"Latin America seems like it's a world away, but use of
free/libre and open-source software (FLOSS) there is growing much
like it is in South Asia and, arguably, better. Recently, a study
of FLOSS in Latin America pointed to the contribution of GNOME
(started in 1997 by Mexican developer Miguel de Icaza), Brazil's
Sourceforge-like Codigolivre.org.br portal site, the simple UTUTO
distribution from Argentina and the popular PHP-Nuke content
management system from Francisco Burzi of Venezuela.
"Latin America, specifically Peru, also has challenged the role
of proprietary software and Microsoft. In addition, Brazil has come
up with interesting university-based software solutions. For
instance, the Brazilian UNIVATES says it has saved about $130,000
USD by not acquiring copies of proprietary software for servers and
desktops. It saves $70,000 USD each year on software upgrades and
maintenance--enough to pay the salaries of the development group.

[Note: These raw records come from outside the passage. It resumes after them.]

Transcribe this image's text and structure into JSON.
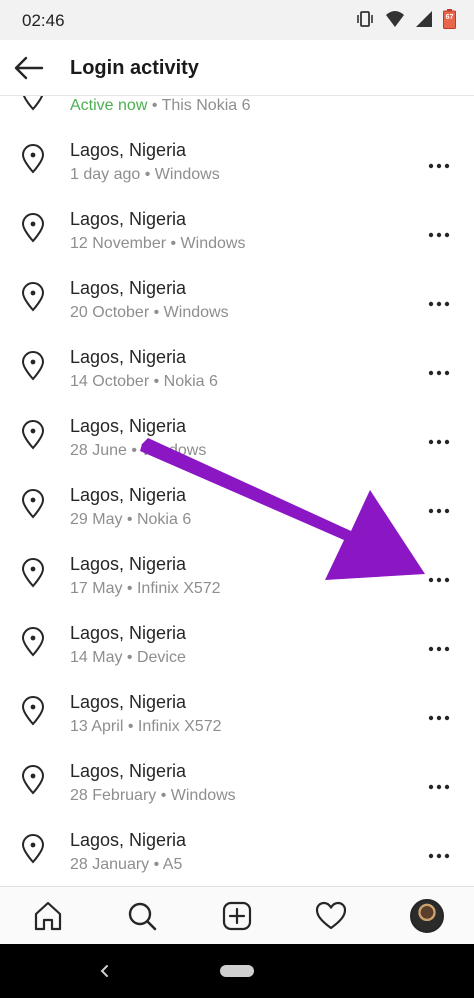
{
  "status_bar": {
    "time": "02:46",
    "battery_level": "67"
  },
  "header": {
    "title": "Login activity"
  },
  "current_session": {
    "status": "Active now",
    "separator": " • ",
    "device": "This Nokia 6"
  },
  "entries": [
    {
      "location": "Lagos, Nigeria",
      "date": "1 day ago",
      "device": "Windows"
    },
    {
      "location": "Lagos, Nigeria",
      "date": "12 November",
      "device": "Windows"
    },
    {
      "location": "Lagos, Nigeria",
      "date": "20 October",
      "device": "Windows"
    },
    {
      "location": "Lagos, Nigeria",
      "date": "14 October",
      "device": "Nokia 6"
    },
    {
      "location": "Lagos, Nigeria",
      "date": "28 June",
      "device": "Windows"
    },
    {
      "location": "Lagos, Nigeria",
      "date": "29 May",
      "device": "Nokia 6"
    },
    {
      "location": "Lagos, Nigeria",
      "date": "17 May",
      "device": "Infinix X572"
    },
    {
      "location": "Lagos, Nigeria",
      "date": "14 May",
      "device": "Device"
    },
    {
      "location": "Lagos, Nigeria",
      "date": "13 April",
      "device": "Infinix X572"
    },
    {
      "location": "Lagos, Nigeria",
      "date": "28 February",
      "device": "Windows"
    },
    {
      "location": "Lagos, Nigeria",
      "date": "28 January",
      "device": "A5"
    }
  ],
  "meta_separator": " • ",
  "icons": {
    "back": "arrow-left-icon",
    "pin": "location-pin-icon",
    "more": "more-horizontal-icon",
    "home": "home-icon",
    "search": "search-icon",
    "add": "add-post-icon",
    "activity": "heart-icon",
    "profile": "avatar"
  },
  "colors": {
    "active": "#4caf50",
    "annotation_arrow": "#8a16c4",
    "secondary_text": "#8e8e8e"
  }
}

Therefore, UNIVATES can produce effective technology for its own
use, which others also can make use of, at virtually no cost.

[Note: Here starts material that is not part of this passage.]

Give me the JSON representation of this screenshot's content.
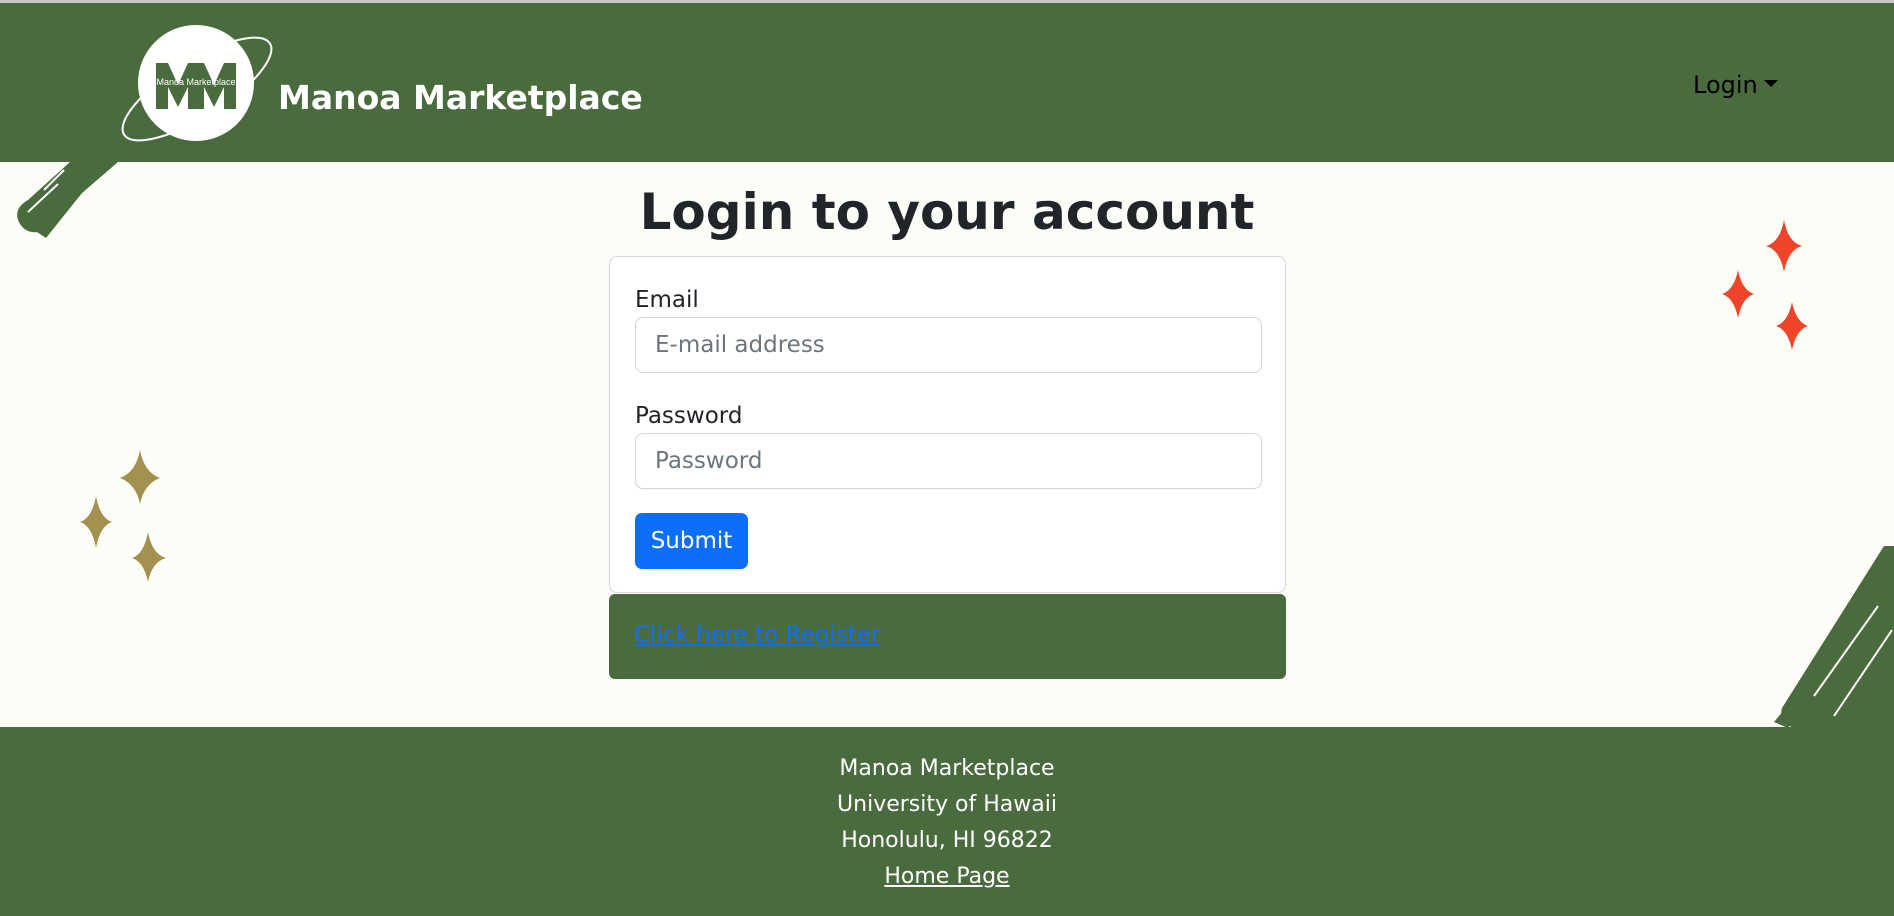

"To understand the larger canvas of the Free Software scene in
Latin America, I spoke to Cesar Brod, the vice-president of the
Brazilian free software cooperative SOLIS (Cooperativa de Solucoes
Livres). More importantly, he coordinated the Latin American leg of
a recent Finnish study on the significance of free/libre and
open-source software for developing countries..."